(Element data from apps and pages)
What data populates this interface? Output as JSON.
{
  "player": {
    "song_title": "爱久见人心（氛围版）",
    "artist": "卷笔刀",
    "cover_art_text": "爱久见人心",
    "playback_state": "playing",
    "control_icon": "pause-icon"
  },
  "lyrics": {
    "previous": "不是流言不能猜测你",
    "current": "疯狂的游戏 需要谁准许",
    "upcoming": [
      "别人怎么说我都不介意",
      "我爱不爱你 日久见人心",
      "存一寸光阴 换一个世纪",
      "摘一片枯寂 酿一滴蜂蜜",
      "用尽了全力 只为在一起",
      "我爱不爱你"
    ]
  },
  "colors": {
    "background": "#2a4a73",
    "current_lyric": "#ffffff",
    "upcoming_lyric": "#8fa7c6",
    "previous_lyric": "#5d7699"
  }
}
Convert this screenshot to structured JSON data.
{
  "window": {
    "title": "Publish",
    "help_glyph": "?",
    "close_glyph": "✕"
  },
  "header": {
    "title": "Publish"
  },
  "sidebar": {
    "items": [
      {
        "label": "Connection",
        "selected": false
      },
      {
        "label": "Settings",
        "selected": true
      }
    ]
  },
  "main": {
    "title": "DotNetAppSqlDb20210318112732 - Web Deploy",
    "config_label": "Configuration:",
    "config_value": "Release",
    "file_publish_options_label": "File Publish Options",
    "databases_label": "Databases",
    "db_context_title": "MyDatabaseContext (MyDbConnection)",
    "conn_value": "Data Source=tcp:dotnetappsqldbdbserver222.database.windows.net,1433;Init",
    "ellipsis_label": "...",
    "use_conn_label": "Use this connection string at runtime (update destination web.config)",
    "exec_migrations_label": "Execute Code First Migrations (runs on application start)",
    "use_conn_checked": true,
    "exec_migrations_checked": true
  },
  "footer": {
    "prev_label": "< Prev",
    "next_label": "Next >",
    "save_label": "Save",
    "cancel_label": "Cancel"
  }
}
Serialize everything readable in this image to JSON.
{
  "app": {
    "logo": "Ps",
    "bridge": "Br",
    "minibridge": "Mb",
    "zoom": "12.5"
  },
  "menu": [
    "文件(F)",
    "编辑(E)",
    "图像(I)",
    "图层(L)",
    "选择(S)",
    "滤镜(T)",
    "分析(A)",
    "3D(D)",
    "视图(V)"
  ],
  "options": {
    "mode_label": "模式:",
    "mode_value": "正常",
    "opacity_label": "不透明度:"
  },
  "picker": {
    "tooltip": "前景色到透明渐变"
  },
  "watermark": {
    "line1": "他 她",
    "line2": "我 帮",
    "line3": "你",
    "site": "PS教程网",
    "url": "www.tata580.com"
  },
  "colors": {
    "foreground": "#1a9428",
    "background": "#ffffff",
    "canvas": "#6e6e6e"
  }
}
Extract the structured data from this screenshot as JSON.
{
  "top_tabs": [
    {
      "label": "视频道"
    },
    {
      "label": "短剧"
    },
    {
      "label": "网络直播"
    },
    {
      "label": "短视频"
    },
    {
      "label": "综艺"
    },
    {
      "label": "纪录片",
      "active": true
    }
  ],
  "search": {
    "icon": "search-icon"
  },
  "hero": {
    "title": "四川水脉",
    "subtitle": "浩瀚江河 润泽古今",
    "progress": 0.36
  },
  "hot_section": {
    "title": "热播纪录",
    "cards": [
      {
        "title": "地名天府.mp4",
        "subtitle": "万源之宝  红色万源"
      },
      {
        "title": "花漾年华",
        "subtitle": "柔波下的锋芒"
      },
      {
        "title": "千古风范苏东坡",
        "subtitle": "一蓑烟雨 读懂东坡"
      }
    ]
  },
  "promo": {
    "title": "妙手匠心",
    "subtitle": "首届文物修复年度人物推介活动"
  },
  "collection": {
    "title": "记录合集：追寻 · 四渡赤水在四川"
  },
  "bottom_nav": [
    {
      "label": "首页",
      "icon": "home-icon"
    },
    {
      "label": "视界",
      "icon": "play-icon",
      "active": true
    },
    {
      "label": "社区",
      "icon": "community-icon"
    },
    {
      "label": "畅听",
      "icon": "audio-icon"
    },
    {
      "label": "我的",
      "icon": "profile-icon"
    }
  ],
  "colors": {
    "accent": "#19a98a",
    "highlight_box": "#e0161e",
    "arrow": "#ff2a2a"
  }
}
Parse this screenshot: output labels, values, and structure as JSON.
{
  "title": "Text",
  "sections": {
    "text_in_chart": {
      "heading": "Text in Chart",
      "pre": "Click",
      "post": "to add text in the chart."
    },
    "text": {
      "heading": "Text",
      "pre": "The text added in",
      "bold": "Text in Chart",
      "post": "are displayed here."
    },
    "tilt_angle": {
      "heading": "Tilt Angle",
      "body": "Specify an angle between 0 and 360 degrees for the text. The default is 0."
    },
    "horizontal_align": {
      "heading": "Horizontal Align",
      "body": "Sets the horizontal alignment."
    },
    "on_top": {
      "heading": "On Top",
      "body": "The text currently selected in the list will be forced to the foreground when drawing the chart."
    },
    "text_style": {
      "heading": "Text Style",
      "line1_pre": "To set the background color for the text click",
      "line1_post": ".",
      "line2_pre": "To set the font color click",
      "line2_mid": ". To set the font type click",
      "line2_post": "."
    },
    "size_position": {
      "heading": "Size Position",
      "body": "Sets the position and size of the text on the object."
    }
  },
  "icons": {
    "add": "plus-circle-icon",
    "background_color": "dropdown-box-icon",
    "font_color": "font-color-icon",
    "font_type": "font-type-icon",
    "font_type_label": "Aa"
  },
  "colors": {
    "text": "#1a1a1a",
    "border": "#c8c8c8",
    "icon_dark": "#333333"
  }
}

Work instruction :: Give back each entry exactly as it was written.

Answer for the task ::
What data populates this interface? Output as JSON.
{
  "player": {
    "song_title": "爱久见人心（氛围版）",
    "artist": "卷笔刀",
    "cover_art_text": "爱久见人心",
    "playback_state": "playing",
    "control_icon": "pause-icon"
  },
  "lyrics": {
    "previous": "不是流言不能猜测你",
    "current": "疯狂的游戏 需要谁准许",
    "upcoming": [
      "别人怎么说我都不介意",
      "我爱不爱你 日久见人心",
      "存一寸光阴 换一个世纪",
      "摘一片枯寂 酿一滴蜂蜜",
      "用尽了全力 只为在一起",
      "我爱不爱你"
    ]
  },
  "colors": {
    "background": "#2a4a73",
    "current_lyric": "#ffffff",
    "upcoming_lyric": "#8fa7c6",
    "previous_lyric": "#5d7699"
  }
}
Convert this screenshot to structured JSON data.
{
  "window": {
    "title": "Publish",
    "help_glyph": "?",
    "close_glyph": "✕"
  },
  "header": {
    "title": "Publish"
  },
  "sidebar": {
    "items": [
      {
        "label": "Connection",
        "selected": false
      },
      {
        "label": "Settings",
        "selected": true
      }
    ]
  },
  "main": {
    "title": "DotNetAppSqlDb20210318112732 - Web Deploy",
    "config_label": "Configuration:",
    "config_value": "Release",
    "file_publish_options_label": "File Publish Options",
    "databases_label": "Databases",
    "db_context_title": "MyDatabaseContext (MyDbConnection)",
    "conn_value": "Data Source=tcp:dotnetappsqldbdbserver222.database.windows.net,1433;Init",
    "ellipsis_label": "...",
    "use_conn_label": "Use this connection string at runtime (update destination web.config)",
    "exec_migrations_label": "Execute Code First Migrations (runs on application start)",
    "use_conn_checked": true,
    "exec_migrations_checked": true
  },
  "footer": {
    "prev_label": "< Prev",
    "next_label": "Next >",
    "save_label": "Save",
    "cancel_label": "Cancel"
  }
}
Serialize everything readable in this image to JSON.
{
  "app": {
    "logo": "Ps",
    "bridge": "Br",
    "minibridge": "Mb",
    "zoom": "12.5"
  },
  "menu": [
    "文件(F)",
    "编辑(E)",
    "图像(I)",
    "图层(L)",
    "选择(S)",
    "滤镜(T)",
    "分析(A)",
    "3D(D)",
    "视图(V)"
  ],
  "options": {
    "mode_label": "模式:",
    "mode_value": "正常",
    "opacity_label": "不透明度:"
  },
  "picker": {
    "tooltip": "前景色到透明渐变"
  },
  "watermark": {
    "line1": "他 她",
    "line2": "我 帮",
    "line3": "你",
    "site": "PS教程网",
    "url": "www.tata580.com"
  },
  "colors": {
    "foreground": "#1a9428",
    "background": "#ffffff",
    "canvas": "#6e6e6e"
  }
}
Extract the structured data from this screenshot as JSON.
{
  "top_tabs": [
    {
      "label": "视频道"
    },
    {
      "label": "短剧"
    },
    {
      "label": "网络直播"
    },
    {
      "label": "短视频"
    },
    {
      "label": "综艺"
    },
    {
      "label": "纪录片",
      "active": true
    }
  ],
  "search": {
    "icon": "search-icon"
  },
  "hero": {
    "title": "四川水脉",
    "subtitle": "浩瀚江河 润泽古今",
    "progress": 0.36
  },
  "hot_section": {
    "title": "热播纪录",
    "cards": [
      {
        "title": "地名天府.mp4",
        "subtitle": "万源之宝  红色万源"
      },
      {
        "title": "花漾年华",
        "subtitle": "柔波下的锋芒"
      },
      {
        "title": "千古风范苏东坡",
        "subtitle": "一蓑烟雨 读懂东坡"
      }
    ]
  },
  "promo": {
    "title": "妙手匠心",
    "subtitle": "首届文物修复年度人物推介活动"
  },
  "collection": {
    "title": "记录合集：追寻 · 四渡赤水在四川"
  },
  "bottom_nav": [
    {
      "label": "首页",
      "icon": "home-icon"
    },
    {
      "label": "视界",
      "icon": "play-icon",
      "active": true
    },
    {
      "label": "社区",
      "icon": "community-icon"
    },
    {
      "label": "畅听",
      "icon": "audio-icon"
    },
    {
      "label": "我的",
      "icon": "profile-icon"
    }
  ],
  "colors": {
    "accent": "#19a98a",
    "highlight_box": "#e0161e",
    "arrow": "#ff2a2a"
  }
}
Parse this screenshot: output labels, values, and structure as JSON.
{
  "title": "Text",
  "sections": {
    "text_in_chart": {
      "heading": "Text in Chart",
      "pre": "Click",
      "post": "to add text in the chart."
    },
    "text": {
      "heading": "Text",
      "pre": "The text added in",
      "bold": "Text in Chart",
      "post": "are displayed here."
    },
    "tilt_angle": {
      "heading": "Tilt Angle",
      "body": "Specify an angle between 0 and 360 degrees for the text. The default is 0."
    },
    "horizontal_align": {
      "heading": "Horizontal Align",
      "body": "Sets the horizontal alignment."
    },
    "on_top": {
      "heading": "On Top",
      "body": "The text currently selected in the list will be forced to the foreground when drawing the chart."
    },
    "text_style": {
      "heading": "Text Style",
      "line1_pre": "To set the background color for the text click",
      "line1_post": ".",
      "line2_pre": "To set the font color click",
      "line2_mid": ". To set the font type click",
      "line2_post": "."
    },
    "size_position": {
      "heading": "Size Position",
      "body": "Sets the position and size of the text on the object."
    }
  },
  "icons": {
    "add": "plus-circle-icon",
    "background_color": "dropdown-box-icon",
    "font_color": "font-color-icon",
    "font_type": "font-type-icon",
    "font_type_label": "Aa"
  },
  "colors": {
    "text": "#1a1a1a",
    "border": "#c8c8c8",
    "icon_dark": "#333333"
  }
}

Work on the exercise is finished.